Computed Tomography (CT) Scans: The Gold Standard for Medical Imaging
Computed Tomography, or CT, is a non-invasive diagnostic imaging procedure that produces detailed images of internal body structures. This technique uses X-rays and computer software to create cross-sectional images of the body. CT scans are widely used in modern medicine as they provide detailed images of both soft tissues and bones unlike conventional X-rays.CT scans are commonly used to diagnose a wide range of medical conditions, including:
- Heart disease
- Blood clots
- Abdominal or pelvic pain
How Does Computed Tomography Work?
During a CT scan, the patient lies down on a bed that slides into a circular machine that is shaped like a doughnut. X-ray beams are then passed through a part of the body from different angles, and the machine takes multiple images, which are then combined into detailed, 3D images. The entire process usually takes between 10 and 30 minutes, and the patient experiences no discomfort.
Advancements in Computed Tomography
Over the years, there have been significant advancements in CT technology, making the imaging procedure safer and more effective. Some of the advancements in CT scans include:
- Low-dose CT scans that reduce radiation exposure to the body
- 4D CT, which produces real-time images of moving organs such as the heart and lungs
- Dual-energy CT, which can differentiate between soft tissues and bones more accurately

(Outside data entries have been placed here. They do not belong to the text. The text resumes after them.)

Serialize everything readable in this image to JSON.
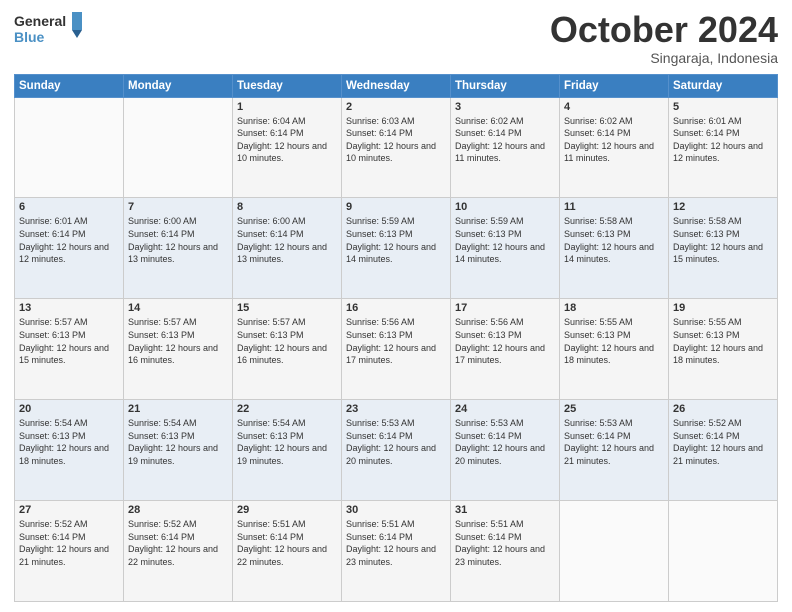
{
  "header": {
    "logo_line1": "General",
    "logo_line2": "Blue",
    "month_title": "October 2024",
    "location": "Singaraja, Indonesia"
  },
  "weekdays": [
    "Sunday",
    "Monday",
    "Tuesday",
    "Wednesday",
    "Thursday",
    "Friday",
    "Saturday"
  ],
  "rows": [
    [
      {
        "day": "",
        "sunrise": "",
        "sunset": "",
        "daylight": ""
      },
      {
        "day": "",
        "sunrise": "",
        "sunset": "",
        "daylight": ""
      },
      {
        "day": "1",
        "sunrise": "Sunrise: 6:04 AM",
        "sunset": "Sunset: 6:14 PM",
        "daylight": "Daylight: 12 hours and 10 minutes."
      },
      {
        "day": "2",
        "sunrise": "Sunrise: 6:03 AM",
        "sunset": "Sunset: 6:14 PM",
        "daylight": "Daylight: 12 hours and 10 minutes."
      },
      {
        "day": "3",
        "sunrise": "Sunrise: 6:02 AM",
        "sunset": "Sunset: 6:14 PM",
        "daylight": "Daylight: 12 hours and 11 minutes."
      },
      {
        "day": "4",
        "sunrise": "Sunrise: 6:02 AM",
        "sunset": "Sunset: 6:14 PM",
        "daylight": "Daylight: 12 hours and 11 minutes."
      },
      {
        "day": "5",
        "sunrise": "Sunrise: 6:01 AM",
        "sunset": "Sunset: 6:14 PM",
        "daylight": "Daylight: 12 hours and 12 minutes."
      }
    ],
    [
      {
        "day": "6",
        "sunrise": "Sunrise: 6:01 AM",
        "sunset": "Sunset: 6:14 PM",
        "daylight": "Daylight: 12 hours and 12 minutes."
      },
      {
        "day": "7",
        "sunrise": "Sunrise: 6:00 AM",
        "sunset": "Sunset: 6:14 PM",
        "daylight": "Daylight: 12 hours and 13 minutes."
      },
      {
        "day": "8",
        "sunrise": "Sunrise: 6:00 AM",
        "sunset": "Sunset: 6:14 PM",
        "daylight": "Daylight: 12 hours and 13 minutes."
      },
      {
        "day": "9",
        "sunrise": "Sunrise: 5:59 AM",
        "sunset": "Sunset: 6:13 PM",
        "daylight": "Daylight: 12 hours and 14 minutes."
      },
      {
        "day": "10",
        "sunrise": "Sunrise: 5:59 AM",
        "sunset": "Sunset: 6:13 PM",
        "daylight": "Daylight: 12 hours and 14 minutes."
      },
      {
        "day": "11",
        "sunrise": "Sunrise: 5:58 AM",
        "sunset": "Sunset: 6:13 PM",
        "daylight": "Daylight: 12 hours and 14 minutes."
      },
      {
        "day": "12",
        "sunrise": "Sunrise: 5:58 AM",
        "sunset": "Sunset: 6:13 PM",
        "daylight": "Daylight: 12 hours and 15 minutes."
      }
    ],
    [
      {
        "day": "13",
        "sunrise": "Sunrise: 5:57 AM",
        "sunset": "Sunset: 6:13 PM",
        "daylight": "Daylight: 12 hours and 15 minutes."
      },
      {
        "day": "14",
        "sunrise": "Sunrise: 5:57 AM",
        "sunset": "Sunset: 6:13 PM",
        "daylight": "Daylight: 12 hours and 16 minutes."
      },
      {
        "day": "15",
        "sunrise": "Sunrise: 5:57 AM",
        "sunset": "Sunset: 6:13 PM",
        "daylight": "Daylight: 12 hours and 16 minutes."
      },
      {
        "day": "16",
        "sunrise": "Sunrise: 5:56 AM",
        "sunset": "Sunset: 6:13 PM",
        "daylight": "Daylight: 12 hours and 17 minutes."
      },
      {
        "day": "17",
        "sunrise": "Sunrise: 5:56 AM",
        "sunset": "Sunset: 6:13 PM",
        "daylight": "Daylight: 12 hours and 17 minutes."
      },
      {
        "day": "18",
        "sunrise": "Sunrise: 5:55 AM",
        "sunset": "Sunset: 6:13 PM",
        "daylight": "Daylight: 12 hours and 18 minutes."
      },
      {
        "day": "19",
        "sunrise": "Sunrise: 5:55 AM",
        "sunset": "Sunset: 6:13 PM",
        "daylight": "Daylight: 12 hours and 18 minutes."
      }
    ],
    [
      {
        "day": "20",
        "sunrise": "Sunrise: 5:54 AM",
        "sunset": "Sunset: 6:13 PM",
        "daylight": "Daylight: 12 hours and 18 minutes."
      },
      {
        "day": "21",
        "sunrise": "Sunrise: 5:54 AM",
        "sunset": "Sunset: 6:13 PM",
        "daylight": "Daylight: 12 hours and 19 minutes."
      },
      {
        "day": "22",
        "sunrise": "Sunrise: 5:54 AM",
        "sunset": "Sunset: 6:13 PM",
        "daylight": "Daylight: 12 hours and 19 minutes."
      },
      {
        "day": "23",
        "sunrise": "Sunrise: 5:53 AM",
        "sunset": "Sunset: 6:14 PM",
        "daylight": "Daylight: 12 hours and 20 minutes."
      },
      {
        "day": "24",
        "sunrise": "Sunrise: 5:53 AM",
        "sunset": "Sunset: 6:14 PM",
        "daylight": "Daylight: 12 hours and 20 minutes."
      },
      {
        "day": "25",
        "sunrise": "Sunrise: 5:53 AM",
        "sunset": "Sunset: 6:14 PM",
        "daylight": "Daylight: 12 hours and 21 minutes."
      },
      {
        "day": "26",
        "sunrise": "Sunrise: 5:52 AM",
        "sunset": "Sunset: 6:14 PM",
        "daylight": "Daylight: 12 hours and 21 minutes."
      }
    ],
    [
      {
        "day": "27",
        "sunrise": "Sunrise: 5:52 AM",
        "sunset": "Sunset: 6:14 PM",
        "daylight": "Daylight: 12 hours and 21 minutes."
      },
      {
        "day": "28",
        "sunrise": "Sunrise: 5:52 AM",
        "sunset": "Sunset: 6:14 PM",
        "daylight": "Daylight: 12 hours and 22 minutes."
      },
      {
        "day": "29",
        "sunrise": "Sunrise: 5:51 AM",
        "sunset": "Sunset: 6:14 PM",
        "daylight": "Daylight: 12 hours and 22 minutes."
      },
      {
        "day": "30",
        "sunrise": "Sunrise: 5:51 AM",
        "sunset": "Sunset: 6:14 PM",
        "daylight": "Daylight: 12 hours and 23 minutes."
      },
      {
        "day": "31",
        "sunrise": "Sunrise: 5:51 AM",
        "sunset": "Sunset: 6:14 PM",
        "daylight": "Daylight: 12 hours and 23 minutes."
      },
      {
        "day": "",
        "sunrise": "",
        "sunset": "",
        "daylight": ""
      },
      {
        "day": "",
        "sunrise": "",
        "sunset": "",
        "daylight": ""
      }
    ]
  ]
}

- Cone-beam CT, used mainly in dental and oral procedures to produce high-resolution images of the mouth
Magnetic Resonance Imaging (MRI): A Non-Invasive Way to Look Inside
Magnetic Resonance Imaging, or MRI, is a diagnostic imaging procedure that uses a magnetic field and radio waves to produce images of internal body structures. MRI is one of the most advanced diagnostic imaging techniques available, producing highly detailed images of organs and tissues that cannot be seen with other techniques.MRI is commonly used to diagnose medical conditions such as:

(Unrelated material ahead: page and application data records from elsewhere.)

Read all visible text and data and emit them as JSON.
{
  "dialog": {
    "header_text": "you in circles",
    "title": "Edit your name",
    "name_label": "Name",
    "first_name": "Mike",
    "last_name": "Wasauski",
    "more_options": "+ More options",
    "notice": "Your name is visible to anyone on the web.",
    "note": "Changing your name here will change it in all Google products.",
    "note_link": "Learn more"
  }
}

- Brain and spinal cord injuries
- Joint and muscle problems
- Heart and blood vessel conditions
How Does Magnetic Resonance Imaging Work?

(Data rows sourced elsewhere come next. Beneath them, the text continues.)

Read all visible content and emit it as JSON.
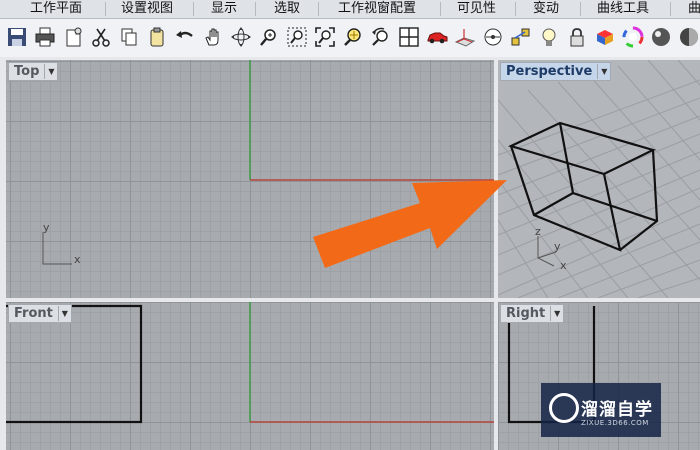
{
  "menu": {
    "tabs": [
      "工作平面",
      "设置视图",
      "显示",
      "选取",
      "工作视窗配置",
      "可见性",
      "变动",
      "曲线工具",
      "曲"
    ]
  },
  "toolbar": {
    "icons": [
      "save-icon",
      "print-icon",
      "page-setup-icon",
      "cut-icon",
      "copy-icon",
      "paste-icon",
      "undo-icon",
      "pan-icon",
      "rotate-view-icon",
      "zoom-icon",
      "zoom-window-icon",
      "zoom-extents-icon",
      "zoom-selected-icon",
      "undo-view-icon",
      "four-viewports-icon",
      "car-icon",
      "named-cplane-icon",
      "cplane-icon",
      "object-snap-icon",
      "light-icon",
      "lock-icon",
      "material-icon",
      "color-wheel-icon",
      "render-sphere-icon",
      "shaded-sphere-icon",
      "more-sphere-icon"
    ]
  },
  "viewports": {
    "top": {
      "label": "Top",
      "axis_x": "x",
      "axis_y": "y"
    },
    "persp": {
      "label": "Perspective",
      "axis_x": "x",
      "axis_y": "y",
      "axis_z": "z"
    },
    "front": {
      "label": "Front"
    },
    "right": {
      "label": "Right"
    }
  },
  "annotation": {
    "arrow_color": "#f26a17",
    "direction": "pointing toward Perspective viewport"
  },
  "colors": {
    "x_axis": "#b5443c",
    "y_axis": "#3e9a44",
    "active_label": "#c6d6ea"
  },
  "watermark": {
    "title": "溜溜自学",
    "subtitle": "ZIXUE.3D66.COM"
  }
}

During an MRI, the patient lies inside a large tube-shaped machine that contains a powerful magnetic field. The magnetic field causes the atoms in the patient’s body to align, and radio waves are then sent through the body, causing these atoms to give off tiny signals. These signals are then detected by the MRI machine, which converts them into detailed images of body structures.
Advancements in Magnetic Resonance Imaging
Over the years, there have been several advancements in MRI technology, making it safer and more effective. Some of these advancements include:
- 3 Tesla MRI, which produces higher quality images at a faster rate
- Functional MRI, which can map brain activity in real-time
- MRI-guided surgeries, which allow surgeons to operate on a patient while the MRI produces real-time images of the area
Positron Emission Tomography (PET): A Powerful Tool in Cancer Detection
Positron Emission Tomography, or PET, is a diagnostic imaging technique that uses radioactive tracers to produce images of bodily functions. PET scans are mainly used to detect cancer and other serious diseases.
How Does Positron Emission Tomography Work?
During a PET scan, a small amount of a radioactive tracer is injected into the patient’s body. Once injected, the tracer emits positrons, which are detected by the PET machine. The machine produces images that show how the tracer is distributed throughout the body, allowing doctors to pinpoint areas of concern.
Advancements in Positron Emission Tomography
Recent advancements in PET technology include:
- Combined PET/CT, which allows both imaging techniques to be performed at the same time, producing more accurate results
- Faster scanning times, reducing the need for anesthesia or sedation in pediatric patients
Ultrasound: The Diagnostic Imaging Technique Without Radiation
Ultrasound is a non-invasive diagnostic imaging technique that uses high-frequency sound waves to produce images of internal body structures. It’s one of the safest diagnostic imaging techniques available, making it ideal for use during pregnancy.
How Does Ultrasound Work?
During an ultrasound, a small handheld device called a transducer is placed on the skin that emits high-frequency sound waves. These sound waves produce echoes as they pass through the body, which are detected by the transducer and converted into images.
Advancements in Ultrasound
Advancements in ultrasound technology include:
- 3D and 4D ultrasound that produces 3D or 4D images of the fetus during pregnancy
- High-intensity focused ultrasound (HIFU) therapy that uses ultrasound waves to destroy cancerous tumors in the body
Diagnostic imaging techniques have revolutionized modern medicine, enabling doctors to see inside the human body and diagnose diseases and conditions more accurately. From CT scans and MRI to PET and ultrasound, each technique has its own unique features and applications. While these cutting-edge diagnostic imaging techniques are incredibly useful, they are not without risks. It’s important to discuss any potential risks with your healthcare provider and understand the benefits of each imaging technique before undergoing any procedure.See you again in another interesting article.